Learn the Basics of Poker

Poker is a card game played by a group of people. It involves betting money in a pot and the player with the highest ranked hand wins. The game can be very exciting and entertaining, but there are some rules that should be followed to make sure the game is fair for all players. The most important thing to remember is that luck will always play a role in the outcome of any hand, but skill can help you improve over time.

When playing poker, it is important to develop good instincts rather than relying on complicated strategies. A good way to do this is by watching experienced players and imagining how you would react in their situation. This will give you a better understanding of the game, and you can learn from other players’ mistakes to avoid making them yourself.

There are many different types of poker, and each has its own rules and strategy. Some are more difficult to master than others, but all of them require discipline and endurance. You must also be able to control your emotions and keep your focus on the game. If you want to become a successful poker player, you must commit yourself to learning the game and practicing it regularly.

The game starts with each player receiving two cards face-down. After this, a round of betting takes place. Then, the players reveal their hands and the winner is declared. The pot is the total amount of money that has been bet during a hand. You can add to the pot by calling (matching another player’s bet) or raising (putting more chips into the pot than the previous raiser).

A good poker hand is made up of a pair or higher. A pair is two cards of the same rank and one unmatched card. A full house is 3 matching cards of 1 rank and 2 matching cards of another rank.
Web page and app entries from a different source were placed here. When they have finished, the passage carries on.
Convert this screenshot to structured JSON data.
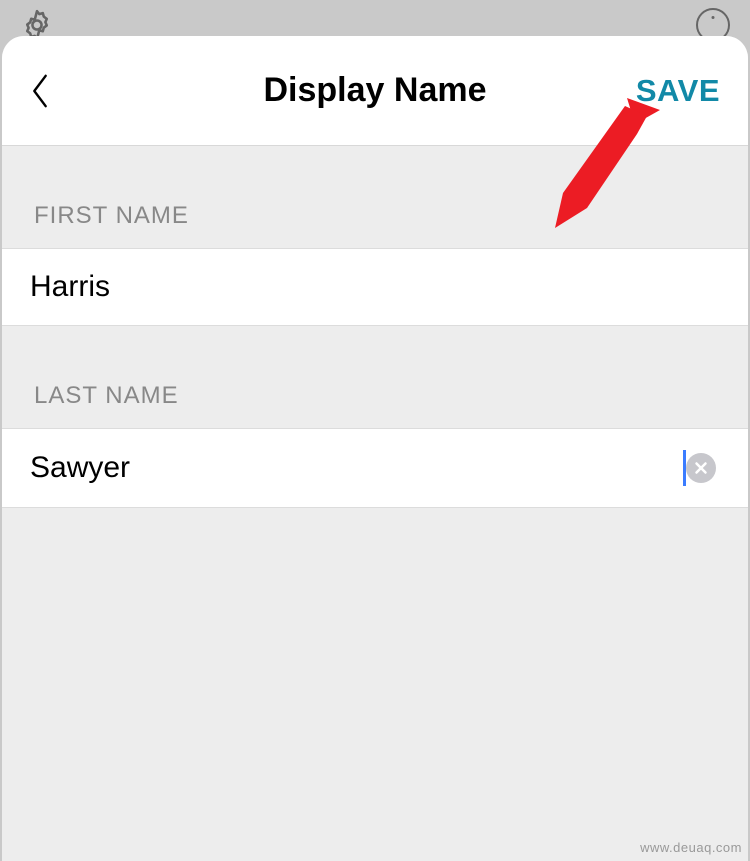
{
  "nav": {
    "title": "Display Name",
    "save_label": "SAVE"
  },
  "sections": {
    "first_name": {
      "header": "FIRST NAME",
      "value": "Harris"
    },
    "last_name": {
      "header": "LAST NAME",
      "value": "Sawyer"
    }
  },
  "watermark": "www.deuaq.com"
}
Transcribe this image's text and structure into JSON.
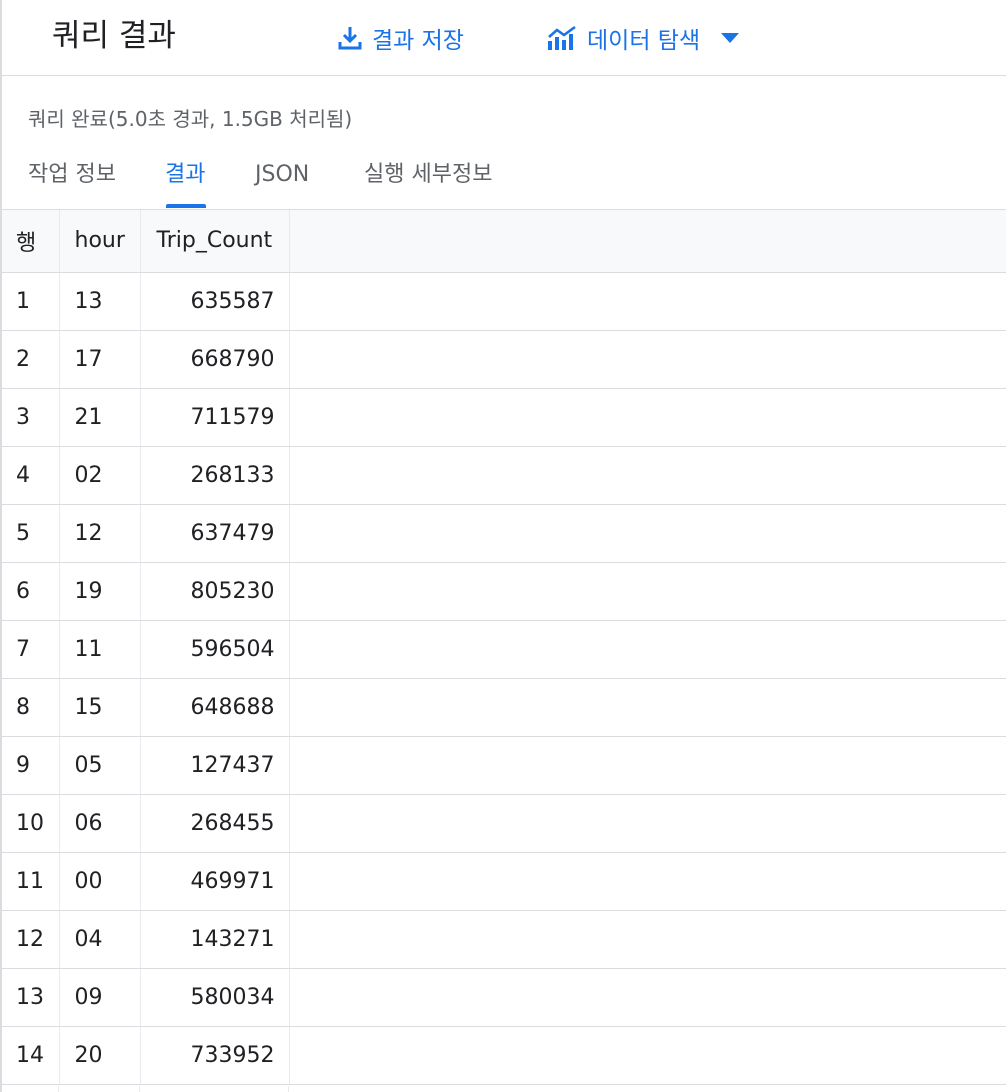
{
  "header": {
    "title": "쿼리 결과",
    "save_label": "결과 저장",
    "explore_label": "데이터 탐색",
    "accent_color": "#1a73e8",
    "icons": {
      "save": "download-icon",
      "explore": "chart-icon",
      "caret": "caret-down-icon"
    }
  },
  "status": "쿼리 완료(5.0초 경과, 1.5GB 처리됨)",
  "tabs": [
    {
      "label": "작업 정보",
      "active": false
    },
    {
      "label": "결과",
      "active": true
    },
    {
      "label": "JSON",
      "active": false
    },
    {
      "label": "실행 세부정보",
      "active": false
    }
  ],
  "table": {
    "columns": [
      "행",
      "hour",
      "Trip_Count"
    ],
    "rows": [
      [
        "1",
        "13",
        "635587"
      ],
      [
        "2",
        "17",
        "668790"
      ],
      [
        "3",
        "21",
        "711579"
      ],
      [
        "4",
        "02",
        "268133"
      ],
      [
        "5",
        "12",
        "637479"
      ],
      [
        "6",
        "19",
        "805230"
      ],
      [
        "7",
        "11",
        "596504"
      ],
      [
        "8",
        "15",
        "648688"
      ],
      [
        "9",
        "05",
        "127437"
      ],
      [
        "10",
        "06",
        "268455"
      ],
      [
        "11",
        "00",
        "469971"
      ],
      [
        "12",
        "04",
        "143271"
      ],
      [
        "13",
        "09",
        "580034"
      ],
      [
        "14",
        "20",
        "733952"
      ]
    ]
  }
}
A flush is 5 consecutive cards of the same suit. A straight is 5 cards that skip around in rank but are all from the same suit.

It is also important to mix it up at the poker table. If you play the same poker style every time, your opponents will know what to expect from you and will be able to read your moves. You can also increase the value of your hand by bluffing.
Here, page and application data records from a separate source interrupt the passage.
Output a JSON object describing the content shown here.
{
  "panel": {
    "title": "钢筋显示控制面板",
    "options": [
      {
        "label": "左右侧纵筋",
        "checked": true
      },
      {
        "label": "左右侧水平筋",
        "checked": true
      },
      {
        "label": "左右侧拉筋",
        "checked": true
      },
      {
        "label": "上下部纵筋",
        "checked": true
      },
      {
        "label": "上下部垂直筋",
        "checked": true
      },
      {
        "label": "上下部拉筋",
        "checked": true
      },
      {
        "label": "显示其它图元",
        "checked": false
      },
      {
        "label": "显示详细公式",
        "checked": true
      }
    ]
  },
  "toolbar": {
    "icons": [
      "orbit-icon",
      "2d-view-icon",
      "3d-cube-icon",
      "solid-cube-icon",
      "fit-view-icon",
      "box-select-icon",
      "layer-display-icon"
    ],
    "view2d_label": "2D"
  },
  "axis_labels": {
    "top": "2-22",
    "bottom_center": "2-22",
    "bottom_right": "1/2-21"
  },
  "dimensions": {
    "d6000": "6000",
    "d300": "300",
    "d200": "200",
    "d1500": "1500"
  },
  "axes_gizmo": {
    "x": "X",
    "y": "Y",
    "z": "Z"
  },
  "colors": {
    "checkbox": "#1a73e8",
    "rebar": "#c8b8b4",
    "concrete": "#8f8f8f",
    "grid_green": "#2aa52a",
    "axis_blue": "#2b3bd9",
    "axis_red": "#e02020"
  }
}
To be a successful poker player, you must learn how to analyze your own game and find ways to improve it. You should also be willing to take risks and be patient when playing. Poker is a mental game, and you must be able to handle the disappointment of losing a big hand. A good poker player will not chase a loss or throw a temper tantrum over a bad beat. Instead, they will learn from their mistake and continue to work on their strategy. This will lead to success in the long run.